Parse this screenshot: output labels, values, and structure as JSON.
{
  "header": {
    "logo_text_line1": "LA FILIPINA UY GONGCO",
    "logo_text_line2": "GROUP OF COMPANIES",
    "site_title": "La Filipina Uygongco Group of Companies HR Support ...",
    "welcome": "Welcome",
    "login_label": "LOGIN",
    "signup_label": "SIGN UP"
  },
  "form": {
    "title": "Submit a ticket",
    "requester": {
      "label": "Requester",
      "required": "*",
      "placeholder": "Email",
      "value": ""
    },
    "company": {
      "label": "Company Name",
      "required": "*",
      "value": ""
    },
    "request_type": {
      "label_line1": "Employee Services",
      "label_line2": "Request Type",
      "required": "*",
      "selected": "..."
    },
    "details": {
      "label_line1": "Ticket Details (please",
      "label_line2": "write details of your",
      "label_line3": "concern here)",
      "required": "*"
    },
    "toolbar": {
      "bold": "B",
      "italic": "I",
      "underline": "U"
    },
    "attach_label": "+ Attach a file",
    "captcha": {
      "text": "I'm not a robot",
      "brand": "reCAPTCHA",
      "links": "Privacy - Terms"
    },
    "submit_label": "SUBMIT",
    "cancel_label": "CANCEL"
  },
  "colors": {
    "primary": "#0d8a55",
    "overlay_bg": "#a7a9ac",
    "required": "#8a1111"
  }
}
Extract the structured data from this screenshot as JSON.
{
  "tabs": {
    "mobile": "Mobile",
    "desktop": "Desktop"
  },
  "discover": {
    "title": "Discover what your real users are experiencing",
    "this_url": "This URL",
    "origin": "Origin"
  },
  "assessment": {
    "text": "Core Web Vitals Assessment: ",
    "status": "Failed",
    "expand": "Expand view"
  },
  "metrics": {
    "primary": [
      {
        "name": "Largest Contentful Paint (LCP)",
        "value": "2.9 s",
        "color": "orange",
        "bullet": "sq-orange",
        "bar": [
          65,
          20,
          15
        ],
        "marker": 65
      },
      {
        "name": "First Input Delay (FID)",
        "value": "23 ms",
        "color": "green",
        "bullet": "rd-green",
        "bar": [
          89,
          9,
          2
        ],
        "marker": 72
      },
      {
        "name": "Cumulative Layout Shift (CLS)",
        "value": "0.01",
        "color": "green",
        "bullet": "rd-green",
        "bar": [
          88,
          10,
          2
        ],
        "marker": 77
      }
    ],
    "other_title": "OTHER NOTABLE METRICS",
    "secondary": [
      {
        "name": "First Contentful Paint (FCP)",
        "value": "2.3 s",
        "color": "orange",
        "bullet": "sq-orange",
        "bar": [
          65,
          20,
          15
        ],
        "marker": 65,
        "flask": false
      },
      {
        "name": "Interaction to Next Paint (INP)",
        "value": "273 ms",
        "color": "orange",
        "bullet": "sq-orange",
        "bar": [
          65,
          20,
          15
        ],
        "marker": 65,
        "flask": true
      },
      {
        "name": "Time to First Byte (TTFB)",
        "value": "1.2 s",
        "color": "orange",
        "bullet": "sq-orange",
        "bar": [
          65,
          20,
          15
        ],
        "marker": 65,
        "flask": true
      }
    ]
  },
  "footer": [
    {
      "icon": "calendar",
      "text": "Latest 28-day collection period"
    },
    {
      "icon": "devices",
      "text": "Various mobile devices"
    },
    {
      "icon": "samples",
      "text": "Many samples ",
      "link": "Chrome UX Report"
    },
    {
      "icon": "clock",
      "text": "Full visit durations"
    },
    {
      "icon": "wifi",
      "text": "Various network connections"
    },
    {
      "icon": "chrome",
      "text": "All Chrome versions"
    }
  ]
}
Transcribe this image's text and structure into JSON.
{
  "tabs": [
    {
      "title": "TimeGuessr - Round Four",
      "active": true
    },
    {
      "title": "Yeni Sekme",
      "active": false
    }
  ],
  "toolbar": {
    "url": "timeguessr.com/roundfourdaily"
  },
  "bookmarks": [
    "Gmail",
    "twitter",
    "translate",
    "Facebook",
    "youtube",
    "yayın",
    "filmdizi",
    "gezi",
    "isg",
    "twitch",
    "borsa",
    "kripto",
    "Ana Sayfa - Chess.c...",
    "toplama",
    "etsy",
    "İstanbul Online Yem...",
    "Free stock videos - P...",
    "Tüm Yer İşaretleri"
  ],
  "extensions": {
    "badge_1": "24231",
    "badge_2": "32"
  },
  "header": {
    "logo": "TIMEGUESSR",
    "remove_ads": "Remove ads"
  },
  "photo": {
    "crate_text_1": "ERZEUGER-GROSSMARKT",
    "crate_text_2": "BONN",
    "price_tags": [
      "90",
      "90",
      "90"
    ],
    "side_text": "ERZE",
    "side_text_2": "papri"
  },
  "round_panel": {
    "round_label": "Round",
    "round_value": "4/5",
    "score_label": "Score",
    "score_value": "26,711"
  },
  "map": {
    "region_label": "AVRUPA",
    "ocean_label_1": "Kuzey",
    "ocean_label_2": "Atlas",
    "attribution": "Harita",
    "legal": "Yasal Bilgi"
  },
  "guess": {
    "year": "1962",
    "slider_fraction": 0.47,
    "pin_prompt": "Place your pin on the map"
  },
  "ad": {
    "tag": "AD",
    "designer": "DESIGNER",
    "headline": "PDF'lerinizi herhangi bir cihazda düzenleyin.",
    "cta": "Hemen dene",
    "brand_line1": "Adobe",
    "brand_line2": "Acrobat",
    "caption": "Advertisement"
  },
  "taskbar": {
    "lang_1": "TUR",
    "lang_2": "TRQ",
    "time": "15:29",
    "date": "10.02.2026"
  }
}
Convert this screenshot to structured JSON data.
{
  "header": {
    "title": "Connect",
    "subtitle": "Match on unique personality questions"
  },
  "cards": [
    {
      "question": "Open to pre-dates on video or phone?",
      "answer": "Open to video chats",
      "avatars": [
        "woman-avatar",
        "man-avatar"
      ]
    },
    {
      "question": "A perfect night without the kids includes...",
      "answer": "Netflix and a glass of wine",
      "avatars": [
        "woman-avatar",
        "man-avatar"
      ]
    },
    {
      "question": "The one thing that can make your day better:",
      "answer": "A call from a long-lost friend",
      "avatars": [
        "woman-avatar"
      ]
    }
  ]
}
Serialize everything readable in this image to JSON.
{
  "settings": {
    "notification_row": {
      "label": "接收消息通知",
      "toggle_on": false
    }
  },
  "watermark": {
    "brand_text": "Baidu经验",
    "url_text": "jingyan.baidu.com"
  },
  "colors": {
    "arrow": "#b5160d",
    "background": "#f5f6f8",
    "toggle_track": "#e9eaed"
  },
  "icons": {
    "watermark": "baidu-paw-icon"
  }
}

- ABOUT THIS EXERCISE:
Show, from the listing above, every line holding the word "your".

- ANSWER FOR THE TASK:
      "label_line2": "write details of your",
    "title": "Discover what your real users are experiencing",
    "pin_prompt": "Place your pin on the map"
      "question": "The one thing that can make your day better:",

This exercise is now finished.